The answer should reproduce the listing below character for character.
TASK DATA section start
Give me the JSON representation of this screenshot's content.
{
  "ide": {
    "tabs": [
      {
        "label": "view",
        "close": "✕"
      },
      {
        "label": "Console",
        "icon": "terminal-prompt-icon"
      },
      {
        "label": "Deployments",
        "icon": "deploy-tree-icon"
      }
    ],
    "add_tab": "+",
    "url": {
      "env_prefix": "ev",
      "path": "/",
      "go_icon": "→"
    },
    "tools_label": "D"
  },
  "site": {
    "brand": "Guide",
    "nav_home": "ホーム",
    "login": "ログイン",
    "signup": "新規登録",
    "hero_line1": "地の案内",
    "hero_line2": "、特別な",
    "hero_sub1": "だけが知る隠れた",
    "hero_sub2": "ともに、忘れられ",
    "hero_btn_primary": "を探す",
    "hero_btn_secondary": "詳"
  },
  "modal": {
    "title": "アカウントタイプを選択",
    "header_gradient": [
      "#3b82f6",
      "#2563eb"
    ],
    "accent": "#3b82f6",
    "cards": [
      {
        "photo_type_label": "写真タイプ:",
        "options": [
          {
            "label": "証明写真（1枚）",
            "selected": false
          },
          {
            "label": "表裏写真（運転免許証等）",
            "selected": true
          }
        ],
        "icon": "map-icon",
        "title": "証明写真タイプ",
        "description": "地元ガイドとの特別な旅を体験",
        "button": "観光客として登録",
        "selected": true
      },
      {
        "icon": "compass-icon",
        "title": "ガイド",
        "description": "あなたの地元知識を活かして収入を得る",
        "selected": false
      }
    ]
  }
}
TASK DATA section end
» **RESULT OF THE TASK**:
Give me the JSON representation of this screenshot's content.
{
  "ide": {
    "tabs": [
      {
        "label": "view",
        "close": "✕"
      },
      {
        "label": "Console",
        "icon": "terminal-prompt-icon"
      },
      {
        "label": "Deployments",
        "icon": "deploy-tree-icon"
      }
    ],
    "add_tab": "+",
    "url": {
      "env_prefix": "ev",
      "path": "/",
      "go_icon": "→"
    },
    "tools_label": "D"
  },
  "site": {
    "brand": "Guide",
    "nav_home": "ホーム",
    "login": "ログイン",
    "signup": "新規登録",
    "hero_line1": "地の案内",
    "hero_line2": "、特別な",
    "hero_sub1": "だけが知る隠れた",
    "hero_sub2": "ともに、忘れられ",
    "hero_btn_primary": "を探す",
    "hero_btn_secondary": "詳"
  },
  "modal": {
    "title": "アカウントタイプを選択",
    "header_gradient": [
      "#3b82f6",
      "#2563eb"
    ],
    "accent": "#3b82f6",
    "cards": [
      {
        "photo_type_label": "写真タイプ:",
        "options": [
          {
            "label": "証明写真（1枚）",
            "selected": false
          },
          {
            "label": "表裏写真（運転免許証等）",
            "selected": true
          }
        ],
        "icon": "map-icon",
        "title": "証明写真タイプ",
        "description": "地元ガイドとの特別な旅を体験",
        "button": "観光客として登録",
        "selected": true
      },
      {
        "icon": "compass-icon",
        "title": "ガイド",
        "description": "あなたの地元知識を活かして収入を得る",
        "selected": false
      }
    ]
  }
}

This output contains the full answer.